PwC acquires Canadian immigration firm

PricewaterhouseCoopers (PwC) has acquired Toronto-based immigration law firm Bomza Law Group.

The 37-strong firm will be known as PricewaterhouseCoopers Immigration Law and run as an affiliation with PwC’s accountancy business.

The firm deals with US immigration law in Canada and is led by founder and managing partner Janet Bomza, alongside two senior immigration lawyers Mark Dey and Melodie Hughes, and a further nine fee-earners.

Bomza said: “This affiliation will strengthen our global reach and assist businesses with complex immigration requirements.”

PwC has around 1000 immigration lawyers based in 126 countries, the greatest concentration of which are in Africa where the firm’s legal market leader and head of global immigration Julia Onslow-Cole said the firm was actively seeking to close up gaps.

Onslow-Cole said: “We’re making a very big investment in the immigration network, this is the first of a series of expansions.”

Commenting on the range of opportunities that PwC sees for itself in the legal services market, Onslow-Cole also said that the firm saw potential for PwC to do more in corporate and M&A work, as well as building on what it calls entity governance and compliance (EGC) – which is essentially company secretarial support.

“I think our natural competitiors are not necessarily the law firms, there are numerous specialised firms that do EGC. Law firms do it as an adjunct to corporate but not many law firms do it at volume,” Onslow-Cole continued.

She said the big-four accountancy firms are currently reviewing all legal markets and that, separately from the ABS licence it was recently granted in the UK, PwC is looking to leverage off its international network.

PwC Legal gained an ABS licence in January, a move that allowed the accountant to take ownership of the business (31 January 2014).

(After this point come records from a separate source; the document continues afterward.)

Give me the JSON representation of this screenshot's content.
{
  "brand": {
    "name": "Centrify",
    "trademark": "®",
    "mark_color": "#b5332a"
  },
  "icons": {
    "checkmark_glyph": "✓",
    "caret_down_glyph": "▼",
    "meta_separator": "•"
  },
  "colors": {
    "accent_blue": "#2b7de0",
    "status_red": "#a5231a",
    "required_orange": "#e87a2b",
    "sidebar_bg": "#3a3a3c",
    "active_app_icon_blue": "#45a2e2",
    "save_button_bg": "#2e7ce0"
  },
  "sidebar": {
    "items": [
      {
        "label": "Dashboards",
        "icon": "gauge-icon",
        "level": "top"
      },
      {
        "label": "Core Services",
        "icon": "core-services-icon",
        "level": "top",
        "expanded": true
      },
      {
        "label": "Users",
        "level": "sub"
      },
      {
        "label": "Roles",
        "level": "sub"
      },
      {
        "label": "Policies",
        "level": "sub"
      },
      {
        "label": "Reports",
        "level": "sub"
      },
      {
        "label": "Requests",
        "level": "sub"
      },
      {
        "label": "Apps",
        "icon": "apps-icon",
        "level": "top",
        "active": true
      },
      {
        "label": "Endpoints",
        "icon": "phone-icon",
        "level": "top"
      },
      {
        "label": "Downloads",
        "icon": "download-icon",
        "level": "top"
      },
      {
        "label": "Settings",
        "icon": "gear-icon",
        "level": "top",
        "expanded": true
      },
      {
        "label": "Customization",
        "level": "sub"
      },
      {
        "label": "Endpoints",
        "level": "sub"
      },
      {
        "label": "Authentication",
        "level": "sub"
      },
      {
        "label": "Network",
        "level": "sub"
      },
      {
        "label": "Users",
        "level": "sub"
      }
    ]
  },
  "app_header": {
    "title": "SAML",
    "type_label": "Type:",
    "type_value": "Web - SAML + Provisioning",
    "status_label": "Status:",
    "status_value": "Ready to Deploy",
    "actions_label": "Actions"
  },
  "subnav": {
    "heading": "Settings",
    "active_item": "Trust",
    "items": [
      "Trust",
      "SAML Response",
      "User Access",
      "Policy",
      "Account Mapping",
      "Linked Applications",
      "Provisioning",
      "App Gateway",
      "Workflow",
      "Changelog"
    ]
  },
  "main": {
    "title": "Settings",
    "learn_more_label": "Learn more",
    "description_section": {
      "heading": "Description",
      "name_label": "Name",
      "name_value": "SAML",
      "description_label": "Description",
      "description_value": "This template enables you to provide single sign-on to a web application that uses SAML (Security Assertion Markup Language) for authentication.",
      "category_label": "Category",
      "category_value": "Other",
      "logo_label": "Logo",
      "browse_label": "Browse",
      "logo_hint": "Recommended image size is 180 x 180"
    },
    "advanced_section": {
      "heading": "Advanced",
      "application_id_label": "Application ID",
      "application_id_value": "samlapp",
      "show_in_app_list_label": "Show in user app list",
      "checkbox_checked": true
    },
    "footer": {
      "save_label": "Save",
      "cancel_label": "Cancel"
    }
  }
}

Last month Ernst & Young acquired Shanghai firm Chen & Co (20 February 2014), having hired a former HSF Singapore partner in December to prep the market (10 December 2013).

In early 2013, Deloitte opened its own law firm in Shanghai by hiring a team of lawyers from several Shanghai firms, including local tax partner Clare Lu from Llinks. Branded as Qin Li, the firm is a licensed Chinese law firm and introduces itself as part of Deloitte’s global network on its website. The legal services unit is overseen by Vivian Jiang, Deloitte’s greater China managing partner for tax, business and legal services.

For more on the rise of potential for resource-rich accountancy firms in the legal sector see: Accountants aren’t kidding with ABS this time